Explained: The Real Estate Finance Oversight Commission

The board of directors of Syria’s Real Estate Finance Oversight Commission (REFOC)  was reorganised in recent weeks following a decree by the prime minister in March. The move is an attempt to activate the body, which has remained largely dormant since its inception.

The REFOC was established under Law No. 39 of 2009. It enjoys legal, financial, and administrative independence and is affiliated with the Minister of Finance. It is headquartered in Damascus, though it may establish branches and offices in other governorates.

Law No. 39 of 2009 defines real estate financing as the activity of financing real estate investment in the housing, industrial, touristic, agricultural, and services sectors, as well as in other sectors determined by the Minister, whether for the aim of purchasing, building, repairing, or improving housing, service installations, or real estate specialized for housing, industrial, touristic, agricultural, or services activities, or other aims determined by the Minister.

Law No. 39 stipulates that the goal of the REFOC is to regulate and oversee the real estate finance sector, develop savings in the real estate sector and work to regulate the real estate finance market. It also aims to protect the rights of the various stakeholders participating in real estate finance, as well as ensuring they adhere to their financial obligations. The REFOC also works to provide funding to various sectors of society according to their needs and financial capabilities, while considering the conditions of low and middle-income Syrians and new families. Finally, it prepares and finalises the procedures for issuing draft laws related to real estate financing.

In theory, the REFOC is meant to monitor the real estate market in a manner that helps regulate and direct finance activity, in coordination with the Monetary and Credit Council, a body affiliated with the Central Bank of Syria.

Real estate funding or real estate development?

It does not yet appear that any of the real estate finance companies that were supposed to be licensed under Law No. 15 of 2012 have actually come to fruition, amid a convoluted legal and legislative environment that regulates both real estate finance and real estate development. Also, not a single real estate development project planned under Law No. 15 of 2008  has been established . There are overlapping areas where Law No. 39  mixes up the two concepts, and where it is difficult to discern between the role of the REFOC and the Real Estate Development and Investment Commission, which is tasked with preparing policies and general plans for real estate development and investment under Law No. 15 of 2008, and securing the housing needs of low-income families.

According to a recent report, the new management of the REFOC relies on finance companies for securing the necessary funding for the Real Estate Development and Investment Commission. The separation of powers between the two bodies is further muddied where the report focuses on the process of attracting funding and investment to finance construction and rehabilitation of residential suburbs and “areas damaged by acts of terrorism”, as well as establishing new ones in coordination with the beneficiaries and owners of such projects.

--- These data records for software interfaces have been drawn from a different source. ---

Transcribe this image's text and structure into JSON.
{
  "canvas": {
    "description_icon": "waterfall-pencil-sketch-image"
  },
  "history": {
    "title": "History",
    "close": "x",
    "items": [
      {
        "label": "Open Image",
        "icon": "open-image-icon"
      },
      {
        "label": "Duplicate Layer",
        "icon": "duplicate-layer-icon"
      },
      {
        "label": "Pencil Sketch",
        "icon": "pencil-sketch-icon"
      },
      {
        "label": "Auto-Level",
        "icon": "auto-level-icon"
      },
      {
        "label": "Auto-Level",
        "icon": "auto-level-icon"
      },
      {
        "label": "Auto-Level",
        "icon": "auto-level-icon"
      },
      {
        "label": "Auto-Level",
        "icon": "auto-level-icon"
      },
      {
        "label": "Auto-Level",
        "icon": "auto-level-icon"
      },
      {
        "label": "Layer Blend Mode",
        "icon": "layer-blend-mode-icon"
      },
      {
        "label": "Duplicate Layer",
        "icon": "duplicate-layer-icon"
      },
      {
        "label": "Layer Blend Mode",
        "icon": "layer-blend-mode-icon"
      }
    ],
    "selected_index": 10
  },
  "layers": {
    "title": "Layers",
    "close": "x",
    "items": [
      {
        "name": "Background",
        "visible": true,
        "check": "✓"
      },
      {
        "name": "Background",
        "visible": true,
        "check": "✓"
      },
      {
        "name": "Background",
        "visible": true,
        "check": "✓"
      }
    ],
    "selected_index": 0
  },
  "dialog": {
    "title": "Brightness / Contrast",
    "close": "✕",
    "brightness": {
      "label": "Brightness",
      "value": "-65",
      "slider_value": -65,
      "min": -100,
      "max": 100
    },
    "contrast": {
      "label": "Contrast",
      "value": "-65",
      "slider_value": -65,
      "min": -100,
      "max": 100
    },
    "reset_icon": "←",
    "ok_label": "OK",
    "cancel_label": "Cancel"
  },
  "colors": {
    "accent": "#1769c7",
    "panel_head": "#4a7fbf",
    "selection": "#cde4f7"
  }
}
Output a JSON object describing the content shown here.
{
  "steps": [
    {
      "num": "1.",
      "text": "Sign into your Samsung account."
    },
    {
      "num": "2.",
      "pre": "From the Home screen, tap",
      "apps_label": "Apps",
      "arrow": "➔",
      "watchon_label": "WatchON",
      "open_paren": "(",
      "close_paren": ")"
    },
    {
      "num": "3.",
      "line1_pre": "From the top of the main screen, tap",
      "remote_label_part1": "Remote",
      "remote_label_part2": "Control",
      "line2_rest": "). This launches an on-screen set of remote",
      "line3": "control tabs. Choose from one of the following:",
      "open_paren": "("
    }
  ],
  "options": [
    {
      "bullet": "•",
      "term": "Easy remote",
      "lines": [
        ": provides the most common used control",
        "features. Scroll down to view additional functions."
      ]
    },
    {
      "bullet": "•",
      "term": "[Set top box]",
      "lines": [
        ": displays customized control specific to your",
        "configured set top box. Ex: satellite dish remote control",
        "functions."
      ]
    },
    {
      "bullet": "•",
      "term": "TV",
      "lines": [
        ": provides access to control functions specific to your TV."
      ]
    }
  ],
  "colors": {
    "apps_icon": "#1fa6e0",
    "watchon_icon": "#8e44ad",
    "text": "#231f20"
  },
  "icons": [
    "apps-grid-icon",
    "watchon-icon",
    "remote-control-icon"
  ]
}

Real Estate Finance Companies

According to pro-regime media, the general manager of the REFOC is reorganising it in order to avoid the same problems and obstacles that have thus far prevented the establishment of real estate finance companies and refinancing.

Law No. 15 of 2012 for the establishment of real estate finance companies, was issued to regulate the process of establishing licensed real estate finance companies and refinancing companies.

Law No. 15 also determined the minimum capital for real estate finance companies at SYP 1.5 billion and authorised their creation in the form of joint-stock companies. They were given the freedom to trade shares and allowed foreigners to own up to 49 percent of their shares. The law permitted banks operating in Syria to establish real estate finance companies but prohibited the companies from receiving deposits.

Real Estate Appraisal Expert

Under Law No. 15 of 2012, the REFOC grants licences to appraisal experts.

According to the law, an appraisal expert must be used in every financial transaction that involves a real estate guarantee. In April, the REFOC issued an official list of licensed real estate appraisal experts for 2021.

The licenses are granted for one year and may be renewed. Licence applicants are required to have a university degree in economics, law, civil engineering, or architecture. They must be at least 25 years old and hold Syrian citizenship and must have spent at least two years as a trainee at a licensed real estate appraisal office.

According to statements made by officials at the REFOC, appraisals made by these experts are used in other processes, such as determining real estate prices. They are essential for setting real estate sales taxes and Cadastral Affairs fees, which depend on the “current value” for real estate.